U.S. District Court Judge Charles Richey yesterday ordered a hearing next Friday on the company's effort to take depositions from the four investors.
Attorneys for the four had asked the court to block the company's questioning, which is part of the on-going legal battle between the management of Finalcial General and a group allegedly trying to take over the company.
The four investors are Sheik Kamal Adham, former head of the intelligence service of Saudi Arabia; Faisal Saud al-Fulaji, a businessman from Kuwait who formerly ran Kuwait Airlines; and two sons of the ruler of Abu Dhabi, Sheik Mohammed and Sheik Sultan bin Zaid al-Nahyan. Because Sheik Mohammed is a minor, the company is seeking to question Abdullah Darwaish, financial adviser to the royal family.
Although Judge Oliver Gasch issued a preliminary ruling Thursday in the civil lawsuit filed by the company against the four, Bert Lance and others, the legal battle is not over.
Financial General council Martin Thaler said yesterday the company wants to question the Middle Easterners about reports on purchases of stocks that were filed with the Securities and Exchange Commission, and other issues.
Thaler said the company intends to pursue the civil suit, although Judge Gasch this week refused to grant a preliminary injunction blocking the Lance group from buying more stock in Financial General.
The judge, however, said Financial General "will prevail on the merits of its claim that the defendants acted as a group" and illegally bought the company's stock without making public reports.
What penalties the court might impose is unclear, but the company's pursuit of the legal fight - and its attempts to question the four investors - could discourage the public-shy Arabs from seeking to buy more Financial General stock.
Together the four have bought about 1 million shares of the company, purchasing most of it from company insiders, who knew the buyers were seeking control. But about 238,000 shares were purchased on the open market.
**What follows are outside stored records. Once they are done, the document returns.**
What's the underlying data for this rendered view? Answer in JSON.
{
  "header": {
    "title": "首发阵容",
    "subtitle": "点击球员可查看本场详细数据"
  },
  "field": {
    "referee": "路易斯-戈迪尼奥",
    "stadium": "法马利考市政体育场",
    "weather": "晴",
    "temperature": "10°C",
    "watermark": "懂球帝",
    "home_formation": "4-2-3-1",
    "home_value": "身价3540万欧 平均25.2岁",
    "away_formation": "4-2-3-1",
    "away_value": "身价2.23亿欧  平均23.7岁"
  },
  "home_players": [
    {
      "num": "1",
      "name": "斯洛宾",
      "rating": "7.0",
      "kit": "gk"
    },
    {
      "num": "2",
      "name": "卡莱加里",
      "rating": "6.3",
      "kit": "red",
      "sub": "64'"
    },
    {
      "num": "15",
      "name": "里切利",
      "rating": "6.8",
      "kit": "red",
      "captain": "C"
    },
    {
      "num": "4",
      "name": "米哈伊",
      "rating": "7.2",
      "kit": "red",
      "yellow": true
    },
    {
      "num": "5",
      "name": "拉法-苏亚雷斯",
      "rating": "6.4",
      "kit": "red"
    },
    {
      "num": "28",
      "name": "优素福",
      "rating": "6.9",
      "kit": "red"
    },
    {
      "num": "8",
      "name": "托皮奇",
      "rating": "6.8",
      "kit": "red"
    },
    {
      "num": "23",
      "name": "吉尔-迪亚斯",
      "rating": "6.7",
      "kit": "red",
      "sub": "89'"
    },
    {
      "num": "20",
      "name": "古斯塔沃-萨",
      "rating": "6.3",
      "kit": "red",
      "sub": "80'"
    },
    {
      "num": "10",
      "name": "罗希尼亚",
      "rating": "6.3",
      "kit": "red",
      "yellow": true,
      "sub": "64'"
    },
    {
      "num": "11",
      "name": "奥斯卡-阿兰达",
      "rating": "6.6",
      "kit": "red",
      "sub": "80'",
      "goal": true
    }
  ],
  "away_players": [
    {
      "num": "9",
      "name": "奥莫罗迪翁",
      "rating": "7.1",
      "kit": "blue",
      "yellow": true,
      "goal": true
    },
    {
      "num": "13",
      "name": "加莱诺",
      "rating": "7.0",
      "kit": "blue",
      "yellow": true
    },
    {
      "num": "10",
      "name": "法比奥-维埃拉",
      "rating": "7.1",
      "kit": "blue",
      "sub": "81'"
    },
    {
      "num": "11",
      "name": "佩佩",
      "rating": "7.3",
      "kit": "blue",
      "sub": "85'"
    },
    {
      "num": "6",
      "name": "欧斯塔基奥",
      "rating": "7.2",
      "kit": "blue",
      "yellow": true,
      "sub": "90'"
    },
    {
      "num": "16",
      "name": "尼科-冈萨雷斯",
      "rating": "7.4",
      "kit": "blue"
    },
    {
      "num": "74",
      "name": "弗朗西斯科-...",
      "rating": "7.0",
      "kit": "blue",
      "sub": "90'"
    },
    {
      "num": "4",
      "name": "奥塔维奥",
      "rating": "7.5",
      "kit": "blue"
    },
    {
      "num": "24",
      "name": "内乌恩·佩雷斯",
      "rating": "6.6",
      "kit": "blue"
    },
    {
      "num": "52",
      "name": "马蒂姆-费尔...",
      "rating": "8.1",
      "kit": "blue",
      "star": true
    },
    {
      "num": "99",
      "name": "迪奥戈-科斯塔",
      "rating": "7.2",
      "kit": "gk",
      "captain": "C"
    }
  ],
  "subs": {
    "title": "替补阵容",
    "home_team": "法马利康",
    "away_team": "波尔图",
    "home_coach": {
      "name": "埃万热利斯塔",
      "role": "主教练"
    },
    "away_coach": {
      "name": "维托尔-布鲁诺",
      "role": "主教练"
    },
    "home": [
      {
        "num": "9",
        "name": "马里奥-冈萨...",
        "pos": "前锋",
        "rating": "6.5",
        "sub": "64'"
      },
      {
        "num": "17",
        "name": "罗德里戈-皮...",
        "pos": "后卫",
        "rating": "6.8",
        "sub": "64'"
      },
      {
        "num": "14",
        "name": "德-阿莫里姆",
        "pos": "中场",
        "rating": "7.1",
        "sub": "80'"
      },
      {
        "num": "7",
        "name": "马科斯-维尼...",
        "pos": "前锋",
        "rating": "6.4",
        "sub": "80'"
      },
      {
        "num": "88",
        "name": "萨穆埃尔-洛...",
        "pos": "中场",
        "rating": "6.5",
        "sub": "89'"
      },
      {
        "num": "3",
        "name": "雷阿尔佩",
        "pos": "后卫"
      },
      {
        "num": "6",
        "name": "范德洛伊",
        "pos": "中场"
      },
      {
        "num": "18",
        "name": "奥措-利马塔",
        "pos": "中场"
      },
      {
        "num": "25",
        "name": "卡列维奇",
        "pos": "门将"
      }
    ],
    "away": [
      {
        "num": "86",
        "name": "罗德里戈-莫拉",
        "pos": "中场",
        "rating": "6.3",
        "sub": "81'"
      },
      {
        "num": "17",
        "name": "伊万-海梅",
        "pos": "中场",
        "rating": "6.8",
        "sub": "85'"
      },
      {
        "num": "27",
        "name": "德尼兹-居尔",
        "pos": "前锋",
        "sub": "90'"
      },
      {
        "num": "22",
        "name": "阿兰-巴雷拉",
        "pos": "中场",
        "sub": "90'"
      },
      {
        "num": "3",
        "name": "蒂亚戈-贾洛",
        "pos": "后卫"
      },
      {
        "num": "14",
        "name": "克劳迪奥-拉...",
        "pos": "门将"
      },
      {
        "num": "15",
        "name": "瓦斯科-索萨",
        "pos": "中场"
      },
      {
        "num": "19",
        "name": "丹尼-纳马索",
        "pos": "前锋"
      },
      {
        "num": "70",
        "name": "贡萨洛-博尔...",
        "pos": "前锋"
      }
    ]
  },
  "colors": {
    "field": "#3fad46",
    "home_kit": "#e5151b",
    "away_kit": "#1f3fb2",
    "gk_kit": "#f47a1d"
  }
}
The shareholders who sold on the open market were not told a take-over bid was underway, Gasch ruled, and thus were unable to make an informed decision about whether to sell their stock.
In his decision Thursday, the judge said the sellers should be offered the right to rescind the sales, and buy their stock back at the price for which they sold it.
Once that conditions is met, he added, the Arabs can proceed to buy more stock in the company and seek control of it.
Under terms of the earlier SEC consent settlement ordered by Judge GAsch, the Arabs agreed to make a public tender offer for all the remaining shares of Financial General within a year, or to offer their shares for sale.
Attorney Robert Altman said the tender would be made after the open market sellers are offered the chance to rescind their sales.
About 50 persons sold shares to the Arabs in open market transactions. If all of them chose to buy back their stock it would reduce the Arabs holdings in the company from just under 20 percent, to about 15 percent.
To comply with the judge's order, the buyers and their stockbrokers, will probably have to crack down each of the sellers by manually tracing records through the complex stock-transfer process, a costly job that could take sometime.
When and if a tender offer is made by the Arabs, the company will actively oppose it, a spokesman vowed.